at the midnight Sun Golf Course in Fairbanks, Alaska, they say you never get the same shot twice. That’s because the Arctic is warming much faster than the rest of the planet, and as the underground permafrost thaws, it deforms the course’s fairways. This express defrost unlocks ancient organic matter—a lot of it. (The world’s permafrost holds twice as much carbon as is currently in the atmosphere.) Microbes feed on that liberated matter and fart out plumes of methane, a gas that’s 80 times more potent than carbon dioxide at warming the planet. And as thawing permafrost releases more methane, it raises global temperatures—which thaws more permafrost, which releases more methane. It’s the dreaded climate feedback loop, and scientists are using an array of tech to better understand it.
“We know the future of the Arctic is all about warming,” says Tyler R. Jones, a geochemist at the University of Colorado, Boulder. “To be prepared, we want to understand permafrost environments better—to model them better. We want to know what’s possible.”
Fairways happen to be perfect locations for the scientists to land their specially designed drone. The aircraft, which carries instruments for sampling greenhouse gases, has a wingspan of 10 feet. But it lacks wheels, so the team has to belly-land it. “You can just make laps around a feature of interest and get a profile of a methane plume,” Jones says. “The golfers let us play through for a minute and land our drone. And then they hit their shots.”

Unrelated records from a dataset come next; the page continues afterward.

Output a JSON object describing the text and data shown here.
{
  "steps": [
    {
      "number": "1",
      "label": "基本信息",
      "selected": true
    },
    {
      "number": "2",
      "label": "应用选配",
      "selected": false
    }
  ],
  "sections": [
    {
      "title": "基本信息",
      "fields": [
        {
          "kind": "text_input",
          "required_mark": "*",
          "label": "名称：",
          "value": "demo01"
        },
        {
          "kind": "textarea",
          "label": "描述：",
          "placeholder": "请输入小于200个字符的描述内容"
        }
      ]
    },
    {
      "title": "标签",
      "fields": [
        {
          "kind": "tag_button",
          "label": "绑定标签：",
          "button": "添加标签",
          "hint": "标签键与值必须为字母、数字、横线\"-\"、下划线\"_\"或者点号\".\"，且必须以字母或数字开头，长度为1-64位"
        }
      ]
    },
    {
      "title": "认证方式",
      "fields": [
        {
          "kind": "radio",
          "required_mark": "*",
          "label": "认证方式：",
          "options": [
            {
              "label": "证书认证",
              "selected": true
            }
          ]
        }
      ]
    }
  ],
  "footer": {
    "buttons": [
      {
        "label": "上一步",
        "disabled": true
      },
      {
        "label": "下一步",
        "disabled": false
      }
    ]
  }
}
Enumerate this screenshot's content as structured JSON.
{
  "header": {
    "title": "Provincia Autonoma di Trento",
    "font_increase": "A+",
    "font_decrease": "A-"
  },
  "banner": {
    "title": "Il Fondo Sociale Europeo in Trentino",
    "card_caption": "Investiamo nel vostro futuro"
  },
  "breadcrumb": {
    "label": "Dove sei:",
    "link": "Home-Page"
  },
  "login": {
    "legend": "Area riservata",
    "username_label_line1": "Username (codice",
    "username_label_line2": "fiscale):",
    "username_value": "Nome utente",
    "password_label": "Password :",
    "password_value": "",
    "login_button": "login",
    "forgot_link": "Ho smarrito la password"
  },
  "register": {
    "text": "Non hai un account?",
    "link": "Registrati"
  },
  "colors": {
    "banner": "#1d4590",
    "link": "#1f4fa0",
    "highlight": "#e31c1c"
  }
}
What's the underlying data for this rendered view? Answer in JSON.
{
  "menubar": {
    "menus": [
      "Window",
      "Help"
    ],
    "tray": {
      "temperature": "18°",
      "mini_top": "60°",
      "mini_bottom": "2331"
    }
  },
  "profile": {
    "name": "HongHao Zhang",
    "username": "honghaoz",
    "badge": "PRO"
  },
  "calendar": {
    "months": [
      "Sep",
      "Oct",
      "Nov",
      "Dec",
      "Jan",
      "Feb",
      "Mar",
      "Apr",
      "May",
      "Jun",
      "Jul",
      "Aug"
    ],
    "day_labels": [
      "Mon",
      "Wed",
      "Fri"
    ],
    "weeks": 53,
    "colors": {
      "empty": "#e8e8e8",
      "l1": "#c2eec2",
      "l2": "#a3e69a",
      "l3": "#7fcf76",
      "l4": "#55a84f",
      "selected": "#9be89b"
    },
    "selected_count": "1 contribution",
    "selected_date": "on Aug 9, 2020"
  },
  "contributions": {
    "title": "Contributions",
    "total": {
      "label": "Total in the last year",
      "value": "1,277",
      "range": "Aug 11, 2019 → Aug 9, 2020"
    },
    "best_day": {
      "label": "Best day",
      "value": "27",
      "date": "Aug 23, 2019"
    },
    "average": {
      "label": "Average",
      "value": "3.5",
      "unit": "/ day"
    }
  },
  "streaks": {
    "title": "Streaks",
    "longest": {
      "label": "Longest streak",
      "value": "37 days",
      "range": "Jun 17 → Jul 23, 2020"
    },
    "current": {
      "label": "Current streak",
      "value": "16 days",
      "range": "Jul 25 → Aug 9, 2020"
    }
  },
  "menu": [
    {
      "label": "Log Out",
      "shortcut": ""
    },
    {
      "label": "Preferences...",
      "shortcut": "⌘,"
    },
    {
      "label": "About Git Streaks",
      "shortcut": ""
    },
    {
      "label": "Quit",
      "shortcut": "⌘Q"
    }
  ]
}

Nearby lurks a site of particular interest—or dread, depending on how you look at it. Big Trail Lake is the product of a violent thermokarst event, in which permafrost thaws so rapidly that the ground collapses. The resulting craters, filled with water, represent ideal conditions for microbes to produce methane. Indeed, Big Trail Lake may be one of the highest-emitting lakes in Alaska, so the team collects methane data from a floating instrument tower there. “This is probably one of the most sophisticated science experiments happening in the Arctic, because of the different types of instruments,” says Nicholas Hasson, a geophysicist at the University of Alaska Fairbanks. “We’re kind of like methane detectives.”